G-Mode also forged new titles under the Data East brand, such as Windy x Windam, a side-scrolling action game for the Nintendo DS in 2008. In 2010, G-Mode rebranded DECO*GAME as “Data East Classics,” signaling a commitment to preserving and promoting Data East’s legacy. Under the Data East Classics banner, G-Mode continued to unveil new games and re-releases on a variety of platforms.
Today, Data East endures as a cherished brand among retro gaming enthusiasts, with numerous classic games accessible on contemporary platforms. Data East’s history encapsulates the dynamic nature of the video game industry.

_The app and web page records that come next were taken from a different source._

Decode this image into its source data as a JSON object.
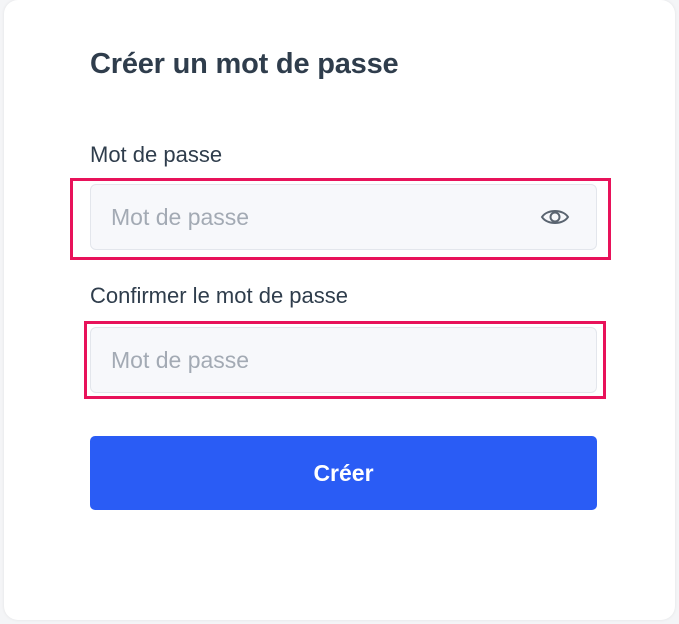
{
  "form": {
    "title": "Créer un mot de passe",
    "password": {
      "label": "Mot de passe",
      "placeholder": "Mot de passe",
      "value": ""
    },
    "confirm_password": {
      "label": "Confirmer le mot de passe",
      "placeholder": "Mot de passe",
      "value": ""
    },
    "submit_label": "Créer"
  },
  "icons": {
    "password_visibility": "eye-icon"
  },
  "colors": {
    "primary_button": "#2a5cf5",
    "highlight_border": "#e8125a",
    "title_text": "#2f3d4c",
    "placeholder_text": "#a3aab4"
  }
}
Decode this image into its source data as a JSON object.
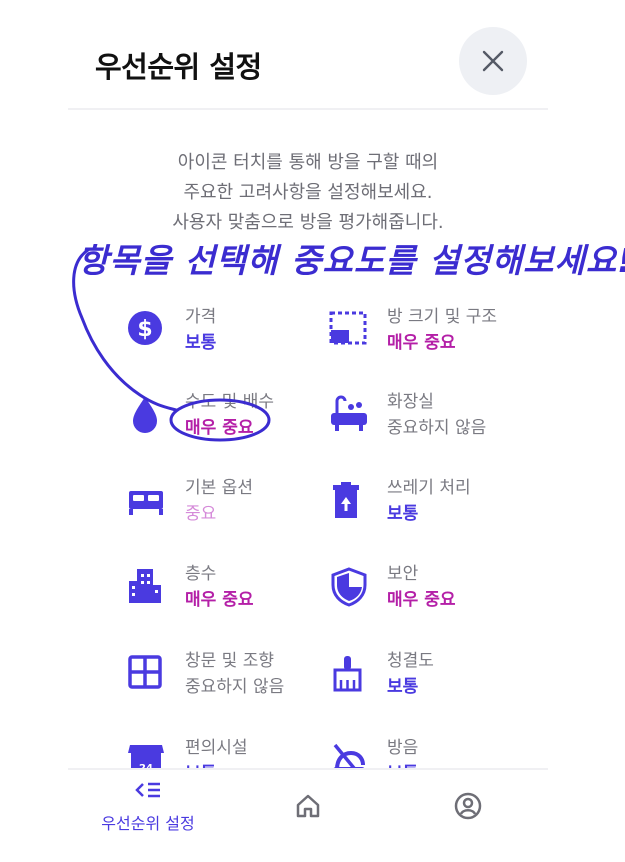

From its origins as an electronic games importer to its peak as a leading arcade developer, bankruptcy, and revival, Data East’s journey embodies ingenuity, originality, and resilience. Despite facing multiple challenges, the company crafted memorable and iconic games that have stood the test of time and continue to delight fans. Data East’s enduring legacy resonates through its classic games and characters, inspiring developers and fans alike.
Data East’s Future
Data East is on the verge of launching Magical Drop VI, a game that draws heavily from the acclaimed Magical Drop III but with enhanced graphics and broader accessibility on the Nintendo Switch and PC through GOG.com. A detailed review of this game is in the pipeline, so stay tuned. In my view, Data East has a wealth of franchises to revitalize with fresh visuals, quality of life improvements, and innovative features. Reimagining their back catalog could pave the way for a triumphant resurgence.
While it would be exciting to see new original IPs from Data East, breaking through in a saturated market is no small feat.
If you enjoyed this article, don’t miss Crash Course featuring Chaotix, airing Thursdays at Noon PDT LIVE on Scifi. Radio. Tune in for fascinating insights on various topics, unexpected tangents, and more engaging content like this.